**REQUIRED WORK:** Where the string "subtitle" occurs in a line of the entries below, copy that line.

DATA SUPPLIED section start

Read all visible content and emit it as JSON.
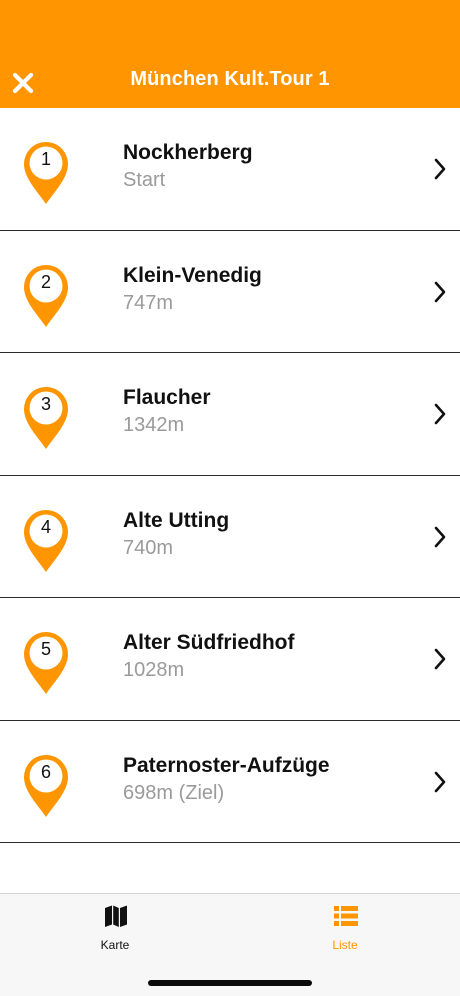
{
  "colors": {
    "accent": "#FF9500",
    "subtitle": "#9a9a9a",
    "text": "#111111"
  },
  "header": {
    "title": "München Kult.Tour 1",
    "close_icon": "close-icon"
  },
  "stops": [
    {
      "number": "1",
      "title": "Nockherberg",
      "subtitle": "Start"
    },
    {
      "number": "2",
      "title": "Klein-Venedig",
      "subtitle": "747m"
    },
    {
      "number": "3",
      "title": "Flaucher",
      "subtitle": "1342m"
    },
    {
      "number": "4",
      "title": "Alte Utting",
      "subtitle": "740m"
    },
    {
      "number": "5",
      "title": "Alter Südfriedhof",
      "subtitle": "1028m"
    },
    {
      "number": "6",
      "title": "Paternoster-Aufzüge",
      "subtitle": "698m (Ziel)"
    }
  ],
  "tabbar": {
    "karte": {
      "label": "Karte",
      "icon": "map-icon"
    },
    "liste": {
      "label": "Liste",
      "icon": "list-icon",
      "active": true
    }
  }
}
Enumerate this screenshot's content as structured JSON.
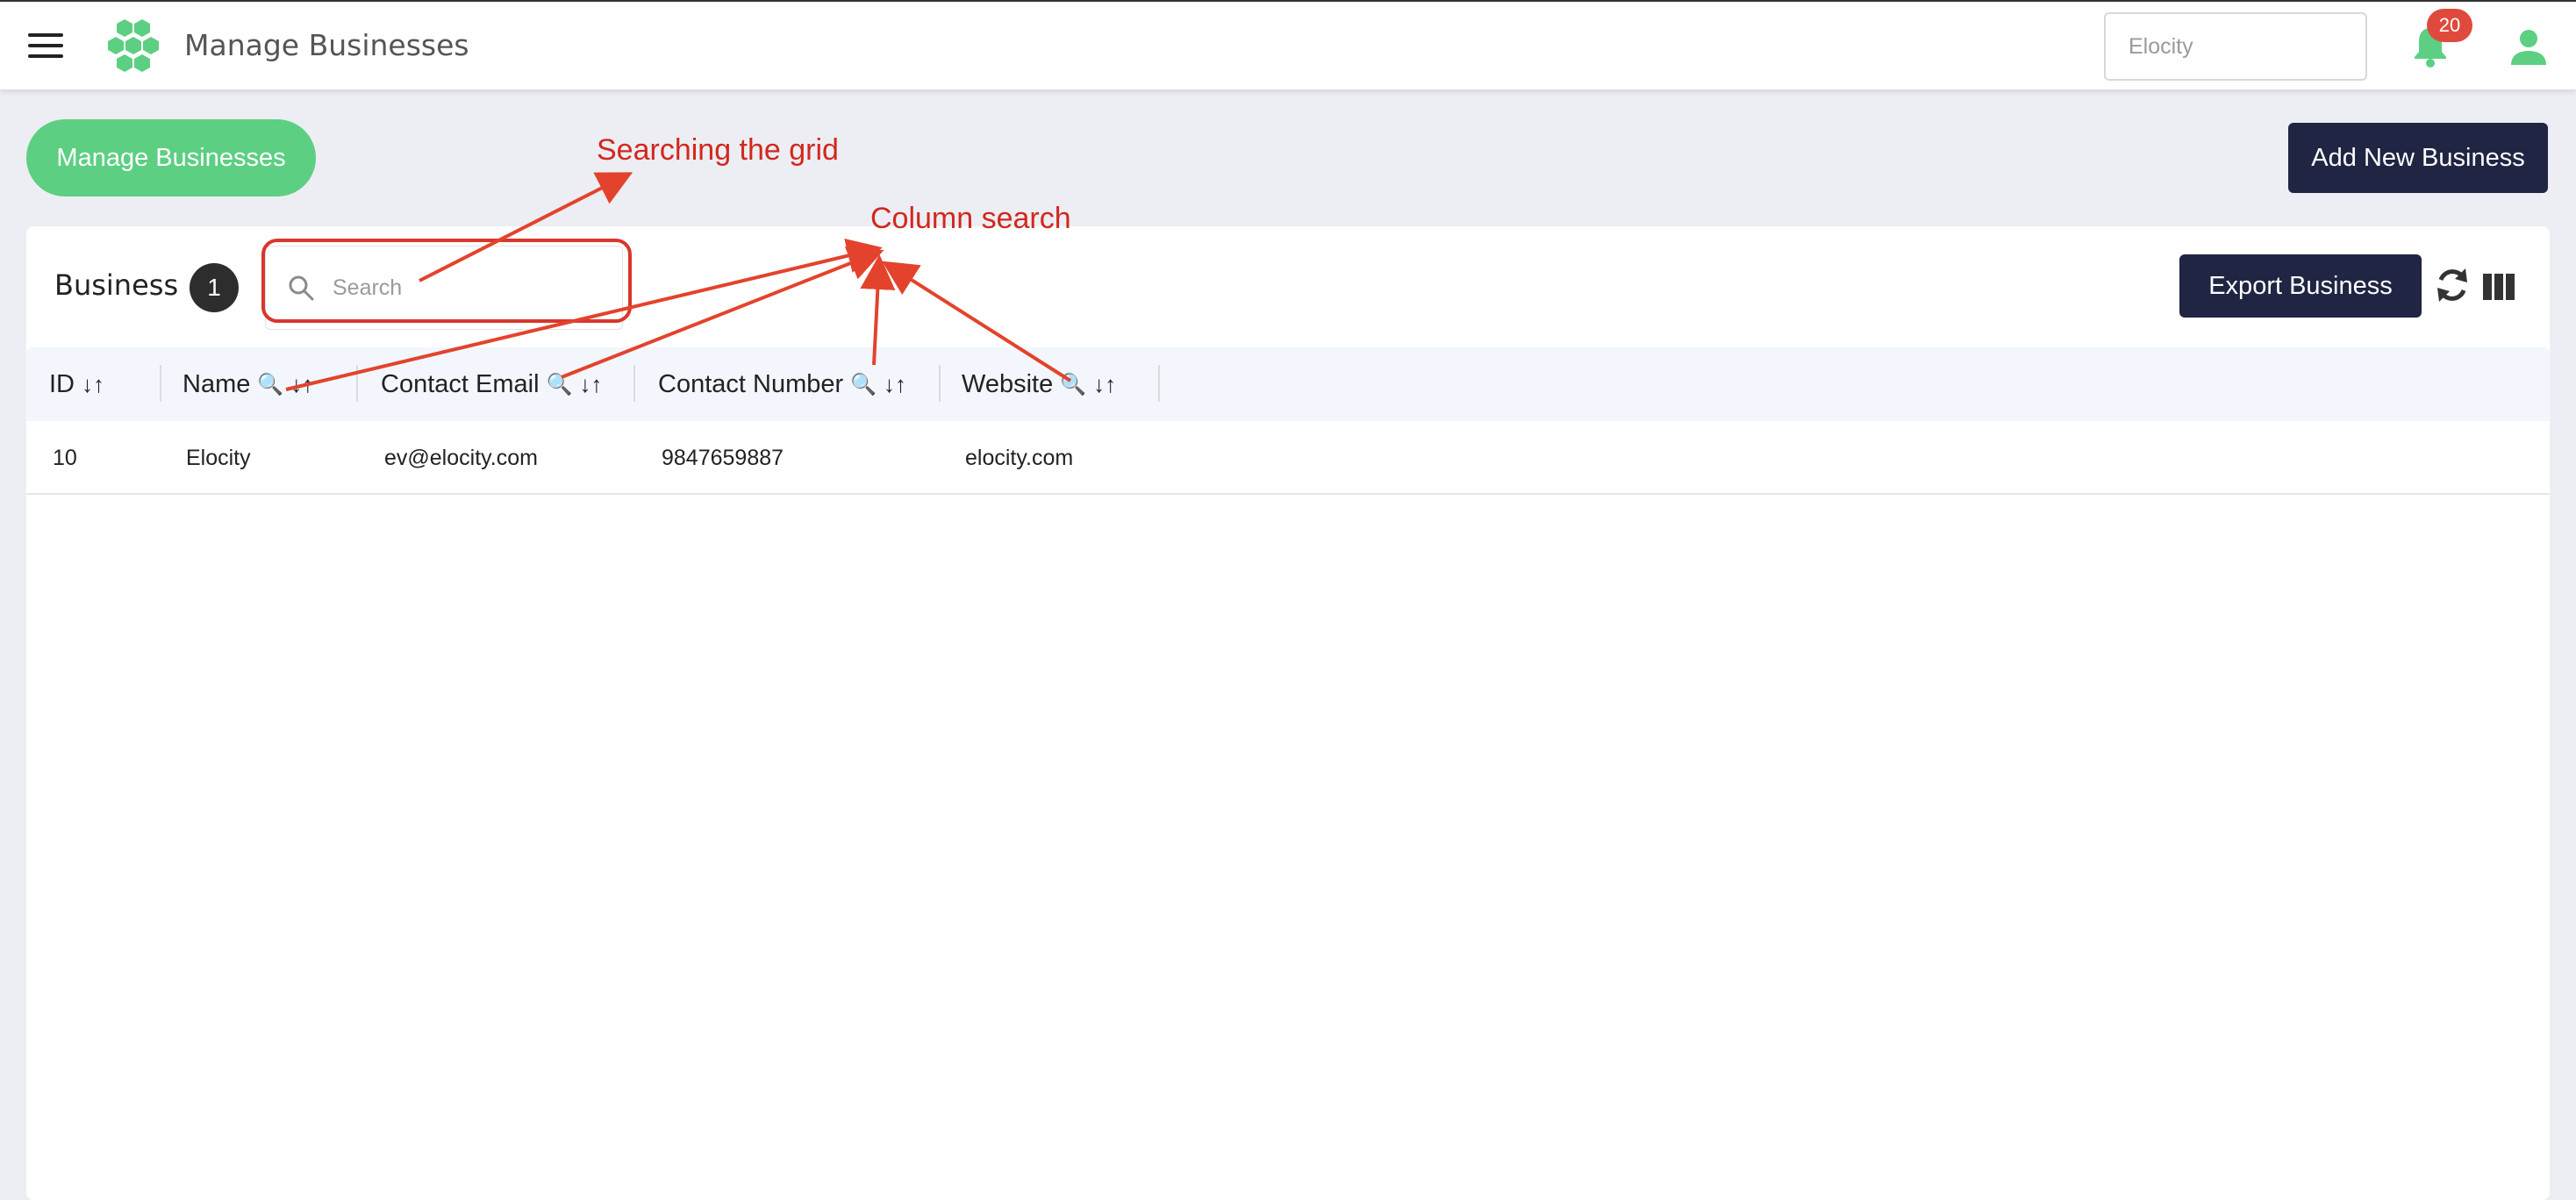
{
  "header": {
    "app_title": "Manage Businesses",
    "org_selector_value": "Elocity",
    "notification_count": "20"
  },
  "page": {
    "breadcrumb_pill": "Manage Businesses",
    "add_button": "Add New Business"
  },
  "card": {
    "title": "Business",
    "count": "1",
    "search_placeholder": "Search",
    "export_button": "Export Business"
  },
  "table": {
    "columns": [
      {
        "label": "ID",
        "sort": "↓↑",
        "search": ""
      },
      {
        "label": "Name",
        "sort": "↓↑",
        "search": "🔍"
      },
      {
        "label": "Contact Email",
        "sort": "↓↑",
        "search": "🔍"
      },
      {
        "label": "Contact Number",
        "sort": "↓↑",
        "search": "🔍"
      },
      {
        "label": "Website",
        "sort": "↓↑",
        "search": "🔍"
      }
    ],
    "rows": [
      [
        "10",
        "Elocity",
        "ev@elocity.com",
        "9847659887",
        "elocity.com"
      ]
    ]
  },
  "annotations": {
    "grid_search": "Searching the grid",
    "column_search": "Column search"
  },
  "colors": {
    "brand_green": "#5dcf82",
    "navy": "#1f2542",
    "annotation_red": "#d3271d",
    "badge_red": "#e04a3c"
  },
  "icons": [
    "menu-icon",
    "logo-icon",
    "bell-icon",
    "user-icon",
    "search-icon",
    "refresh-icon",
    "columns-icon"
  ]
}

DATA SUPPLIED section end

**SOLUTION:**
    "subtitle": "#9a9a9a",
      "subtitle": "Start"
      "subtitle": "747m"
      "subtitle": "1342m"
      "subtitle": "740m"
      "subtitle": "1028m"
      "subtitle": "698m (Ziel)"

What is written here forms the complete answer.